### What to work on
The records below are to be retyped in full, without any alteration.

*** Opening Supplied records ***

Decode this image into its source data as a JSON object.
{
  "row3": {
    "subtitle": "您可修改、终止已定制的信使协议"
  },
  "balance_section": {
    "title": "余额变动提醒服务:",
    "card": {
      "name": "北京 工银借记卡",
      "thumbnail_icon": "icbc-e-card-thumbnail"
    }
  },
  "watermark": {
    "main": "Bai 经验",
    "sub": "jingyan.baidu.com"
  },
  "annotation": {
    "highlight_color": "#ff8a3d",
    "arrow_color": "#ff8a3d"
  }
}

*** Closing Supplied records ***

### Exercise solution
Decode this image into its source data as a JSON object.
{
  "row3": {
    "subtitle": "您可修改、终止已定制的信使协议"
  },
  "balance_section": {
    "title": "余额变动提醒服务:",
    "card": {
      "name": "北京 工银借记卡",
      "thumbnail_icon": "icbc-e-card-thumbnail"
    }
  },
  "watermark": {
    "main": "Bai 经验",
    "sub": "jingyan.baidu.com"
  },
  "annotation": {
    "highlight_color": "#ff8a3d",
    "arrow_color": "#ff8a3d"
  }
}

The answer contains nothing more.